Poll: “Unafraid and Unashamed”

Artist Julian Raven (that’s him on the right above) wants to force the Smithsonian Institution’s National Portrait Gallery to include his “Unafraid and Unashamed,” which you can see above. On the artist’s website  can be found links to his Supreme Court petition and  other documents related to his Free Speech suit “to force the gallery to add a portrait of President Trump to its collection of images of people of remarkable character and achievement.” Raven notes that the gallery has displayed artwork from Barack Obama’s 2008 presidential campaign since 2009, and in his 39-page filing with SCOTUS, argues that gallery’s refusal to hang his portrait is based on an anti-Trump bias.

Raven’s crusade has been treated as an oddball saga and a joke, as in a  profile in the Washingtonian Magazine.

Some conservative writers are taking his cause seriously, however. Here’s Lawrence Jarvik:

Raven’s challenge dramatizes how national cultural institutions established to serve all the American people, such as the Smithsonian, have been hijacked by dangerously partisan factions which seek to exclude, marginalize and erase  “Others.”

As his brief demonstrates, the Smithsonian had accepted campaign posters for Barack Obama and Hillary Clinton, in addition to huge oversized paintings of Bill Clinton, Barack and Michelle Obama. It had a special exhibition for the Obama Inauguration, and maintains a sort of shrine to the Obamas to this day. 

Raven’s case likewise provides evidence that decision-making at the Smithsonian is arbitrary and unfair. He was never provided a written decision on his application. Instead, he received only a phone call from the director, which from his account sounded conclusory, partisan, and unfair.

As he points out, as an American citizen—Raven is entitled to due process. Yet, to this date, he has no idea as to how his work was evaluated, nor what rubric was applied to his submission…versus that used for pictures of Obamas or Clintons.

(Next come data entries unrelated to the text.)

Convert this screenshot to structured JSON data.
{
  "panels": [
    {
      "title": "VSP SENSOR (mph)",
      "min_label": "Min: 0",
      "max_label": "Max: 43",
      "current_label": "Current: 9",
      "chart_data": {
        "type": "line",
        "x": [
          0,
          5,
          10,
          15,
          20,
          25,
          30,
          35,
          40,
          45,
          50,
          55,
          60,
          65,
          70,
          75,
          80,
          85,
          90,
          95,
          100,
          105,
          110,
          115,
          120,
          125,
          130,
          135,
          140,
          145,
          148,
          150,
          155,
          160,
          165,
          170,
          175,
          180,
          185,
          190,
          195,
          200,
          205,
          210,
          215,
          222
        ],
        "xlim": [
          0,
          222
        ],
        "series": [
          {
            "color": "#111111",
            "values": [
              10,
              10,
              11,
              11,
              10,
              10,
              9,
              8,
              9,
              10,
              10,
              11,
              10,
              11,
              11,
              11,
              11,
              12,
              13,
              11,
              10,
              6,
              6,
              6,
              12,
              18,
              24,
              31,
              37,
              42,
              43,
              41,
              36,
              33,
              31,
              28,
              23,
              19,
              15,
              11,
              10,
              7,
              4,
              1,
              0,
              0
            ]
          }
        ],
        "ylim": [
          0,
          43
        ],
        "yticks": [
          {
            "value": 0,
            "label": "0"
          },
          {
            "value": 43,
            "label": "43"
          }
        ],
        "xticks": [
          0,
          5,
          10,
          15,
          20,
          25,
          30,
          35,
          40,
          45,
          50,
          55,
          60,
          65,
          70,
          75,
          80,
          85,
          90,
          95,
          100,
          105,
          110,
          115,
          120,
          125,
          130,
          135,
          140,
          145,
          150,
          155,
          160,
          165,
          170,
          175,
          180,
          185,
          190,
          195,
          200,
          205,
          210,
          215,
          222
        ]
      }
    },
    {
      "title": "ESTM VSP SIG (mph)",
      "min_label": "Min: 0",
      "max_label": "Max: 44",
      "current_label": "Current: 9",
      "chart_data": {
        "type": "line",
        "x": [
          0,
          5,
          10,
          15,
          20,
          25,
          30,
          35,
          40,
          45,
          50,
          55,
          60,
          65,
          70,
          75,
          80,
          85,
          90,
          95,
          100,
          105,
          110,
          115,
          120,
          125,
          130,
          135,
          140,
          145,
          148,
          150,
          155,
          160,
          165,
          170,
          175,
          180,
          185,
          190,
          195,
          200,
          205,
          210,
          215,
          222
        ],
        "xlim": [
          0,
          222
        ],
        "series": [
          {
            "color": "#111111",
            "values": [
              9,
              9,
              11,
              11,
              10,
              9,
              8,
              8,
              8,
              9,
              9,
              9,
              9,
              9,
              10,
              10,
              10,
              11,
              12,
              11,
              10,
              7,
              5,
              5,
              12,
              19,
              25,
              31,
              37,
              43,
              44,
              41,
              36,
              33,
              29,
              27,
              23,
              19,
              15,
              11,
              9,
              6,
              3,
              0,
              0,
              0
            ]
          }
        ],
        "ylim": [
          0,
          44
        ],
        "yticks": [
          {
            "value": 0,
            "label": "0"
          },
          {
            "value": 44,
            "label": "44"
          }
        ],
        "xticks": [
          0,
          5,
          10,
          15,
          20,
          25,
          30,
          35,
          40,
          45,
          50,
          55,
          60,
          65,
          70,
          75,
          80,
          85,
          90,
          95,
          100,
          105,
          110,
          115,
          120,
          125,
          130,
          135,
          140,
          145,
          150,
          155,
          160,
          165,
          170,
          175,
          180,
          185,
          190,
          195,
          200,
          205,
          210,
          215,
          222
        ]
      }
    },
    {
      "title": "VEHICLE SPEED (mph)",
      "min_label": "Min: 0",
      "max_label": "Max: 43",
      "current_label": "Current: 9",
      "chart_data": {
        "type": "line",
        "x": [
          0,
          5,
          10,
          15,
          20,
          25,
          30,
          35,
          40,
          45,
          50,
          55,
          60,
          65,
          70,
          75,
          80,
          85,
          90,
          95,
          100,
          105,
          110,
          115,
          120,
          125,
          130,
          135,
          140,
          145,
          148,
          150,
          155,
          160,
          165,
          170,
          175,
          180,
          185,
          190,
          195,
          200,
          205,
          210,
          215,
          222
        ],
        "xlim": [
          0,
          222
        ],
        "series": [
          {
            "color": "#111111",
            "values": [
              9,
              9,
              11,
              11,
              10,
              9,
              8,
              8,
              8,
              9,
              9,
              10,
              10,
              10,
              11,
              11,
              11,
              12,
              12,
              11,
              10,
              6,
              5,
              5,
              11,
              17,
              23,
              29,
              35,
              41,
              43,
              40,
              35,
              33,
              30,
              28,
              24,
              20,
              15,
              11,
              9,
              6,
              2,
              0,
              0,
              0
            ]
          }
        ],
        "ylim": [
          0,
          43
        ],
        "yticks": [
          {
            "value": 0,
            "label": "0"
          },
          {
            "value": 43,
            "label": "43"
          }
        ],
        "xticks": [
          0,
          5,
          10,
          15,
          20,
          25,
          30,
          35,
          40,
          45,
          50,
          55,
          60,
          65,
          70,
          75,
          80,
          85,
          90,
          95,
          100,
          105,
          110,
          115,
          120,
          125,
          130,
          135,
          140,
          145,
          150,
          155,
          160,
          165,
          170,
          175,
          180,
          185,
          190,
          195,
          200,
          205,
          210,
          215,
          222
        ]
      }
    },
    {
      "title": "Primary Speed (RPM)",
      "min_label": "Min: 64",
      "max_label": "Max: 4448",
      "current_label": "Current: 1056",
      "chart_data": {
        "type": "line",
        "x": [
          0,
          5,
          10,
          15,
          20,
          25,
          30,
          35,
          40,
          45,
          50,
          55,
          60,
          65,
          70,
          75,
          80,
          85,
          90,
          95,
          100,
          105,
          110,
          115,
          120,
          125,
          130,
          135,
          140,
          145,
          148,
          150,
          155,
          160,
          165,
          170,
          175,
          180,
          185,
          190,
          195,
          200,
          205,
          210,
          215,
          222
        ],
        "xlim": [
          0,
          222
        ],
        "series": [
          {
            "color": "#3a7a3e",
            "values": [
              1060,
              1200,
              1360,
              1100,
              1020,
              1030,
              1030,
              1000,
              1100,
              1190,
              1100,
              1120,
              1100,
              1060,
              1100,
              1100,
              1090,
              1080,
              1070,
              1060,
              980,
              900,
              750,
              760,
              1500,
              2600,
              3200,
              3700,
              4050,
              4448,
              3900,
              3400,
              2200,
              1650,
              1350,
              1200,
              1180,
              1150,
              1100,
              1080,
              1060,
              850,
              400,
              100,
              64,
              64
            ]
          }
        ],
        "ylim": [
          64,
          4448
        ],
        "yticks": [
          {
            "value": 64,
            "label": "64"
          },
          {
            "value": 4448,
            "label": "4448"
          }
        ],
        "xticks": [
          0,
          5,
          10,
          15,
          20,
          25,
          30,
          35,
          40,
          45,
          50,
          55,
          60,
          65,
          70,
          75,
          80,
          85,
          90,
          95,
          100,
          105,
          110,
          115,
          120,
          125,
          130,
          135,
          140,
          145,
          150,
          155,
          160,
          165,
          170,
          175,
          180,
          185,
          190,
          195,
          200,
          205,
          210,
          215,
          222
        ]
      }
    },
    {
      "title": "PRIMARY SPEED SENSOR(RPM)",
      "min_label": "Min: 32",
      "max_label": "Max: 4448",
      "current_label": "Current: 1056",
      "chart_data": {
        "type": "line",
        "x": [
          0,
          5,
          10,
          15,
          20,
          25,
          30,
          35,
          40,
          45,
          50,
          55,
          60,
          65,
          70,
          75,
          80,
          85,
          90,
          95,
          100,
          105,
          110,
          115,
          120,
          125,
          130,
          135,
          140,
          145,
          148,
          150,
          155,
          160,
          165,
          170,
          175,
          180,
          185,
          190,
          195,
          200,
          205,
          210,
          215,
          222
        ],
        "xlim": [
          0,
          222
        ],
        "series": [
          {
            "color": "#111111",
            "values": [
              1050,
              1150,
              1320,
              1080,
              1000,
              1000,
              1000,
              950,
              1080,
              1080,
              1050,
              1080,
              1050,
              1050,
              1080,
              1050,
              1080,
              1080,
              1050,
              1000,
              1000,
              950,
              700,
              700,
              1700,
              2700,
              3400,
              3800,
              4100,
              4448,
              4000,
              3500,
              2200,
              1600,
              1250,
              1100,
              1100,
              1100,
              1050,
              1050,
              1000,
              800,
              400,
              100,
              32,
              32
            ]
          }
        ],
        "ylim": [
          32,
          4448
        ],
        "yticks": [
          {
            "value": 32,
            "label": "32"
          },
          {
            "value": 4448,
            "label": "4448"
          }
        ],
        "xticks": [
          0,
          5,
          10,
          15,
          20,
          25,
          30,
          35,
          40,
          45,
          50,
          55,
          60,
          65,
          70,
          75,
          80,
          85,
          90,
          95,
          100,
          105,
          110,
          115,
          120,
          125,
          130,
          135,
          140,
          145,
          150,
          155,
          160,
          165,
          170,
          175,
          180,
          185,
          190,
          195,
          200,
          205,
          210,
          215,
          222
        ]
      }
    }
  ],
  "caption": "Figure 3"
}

Although “Unafraid and Unashamed” may not be the most beautiful portrait ever painted, Raven’s legal brief makes clear that the official criterion for display by the National Portrait Gallery is historical significance. No reasonable person could deny that Donald Trump’s election in 2016 had historical significance.

That’s true. It is also likely, certain, even, that the selection criteria used at the Smithsonian, as in every other art museum, is subjective and thus certain to be biased in one respect or another. Since the question involves pro-Trump art, and it would be hard to find an artist or significant arbiter of the arts in Washington, D.C. or anywhere else who doesn’t loathe President Trump, the issue of bias is not an insignificant one. Continue reading

Painter Nelson Shanks, Art Fick

Shanks. (The photographer hid a tiny image of an asshole in the photo, Nelson. He knew you'd approve.)

Shanks. (The photographer hid a tiny image of an asshole in the photo, Nelson. He knew you’d approve.)

A “fick” is an individual isn’t just unethical, shamelessly unethical, or openly unethical. Fick is the Ethics Alarms term, created in honor of the horrible Leroy Fick, who is proudly and cheerfully unethical. Fick sightings are mercifully rare, but we have a true giant of the species: Philadelphia portrait artist Nelson Shanks. Shanks, who was the artist commissioned by the Clintons to paint the portrait of Bill that hangs in the National Portrait Gallery, just gave an interview to the Philadelphia Inquirer, and without a gun pointed to he head, told them this:

“Clinton was hard. I’ll tell you why. The reality is he’s probably the most famous liar of all time. He and his administration did some very good things, of course, but I could never get this Monica thing completely out of my mind and it is subtly incorporated in the painting.

If you look at the left-hand side of it there’s a mantle in the Oval Office and I put a shadow coming into the painting and it does two things. It actually literally represents a shadow from a blue dress that I had on a mannequin, that I had there while I was painting it, but not when he was there. It is also a bit of a metaphor in that it represents a shadow on the office he held, or on him.”

Fick.

Bill Clinton chose Shanks for this prestigious task, paid him, patronized him, posed for him, and trusted him. And Shanks not only does this trick with the dress shadow, which is bad (making a disguised uncomplimentary reference to a career scandal in an official portrait is a betrayal of the subject whether it is discovered or not —See Rationalization #10, The Unethical Tree in the Forest, or “What they don’t know won’t hurt them.” ), but then makes his conduct public, instantly transforming the portrait from an honor into an indictment. He was not hired to paint an indictment.

Fick

He is using this now to his own advantage, gaining fame and name recognition, possibly enhancing the value of his work, definitely increasing interest in the painting itself. He knows there will be TV interviews and controversy; he knows enemies and critics of the Clintons, Republicans, and many of those–like me— who find Bill Clinton’s continued currency among Democrats, women and feminists infuriating will applaud him, defend him, and even reward him in various ways.

Fick.

He knows what he did was wrong, and knows announcing it is wrong. He’s still pleased with himself.

Fick.

________________________

Pointer: Tim Maher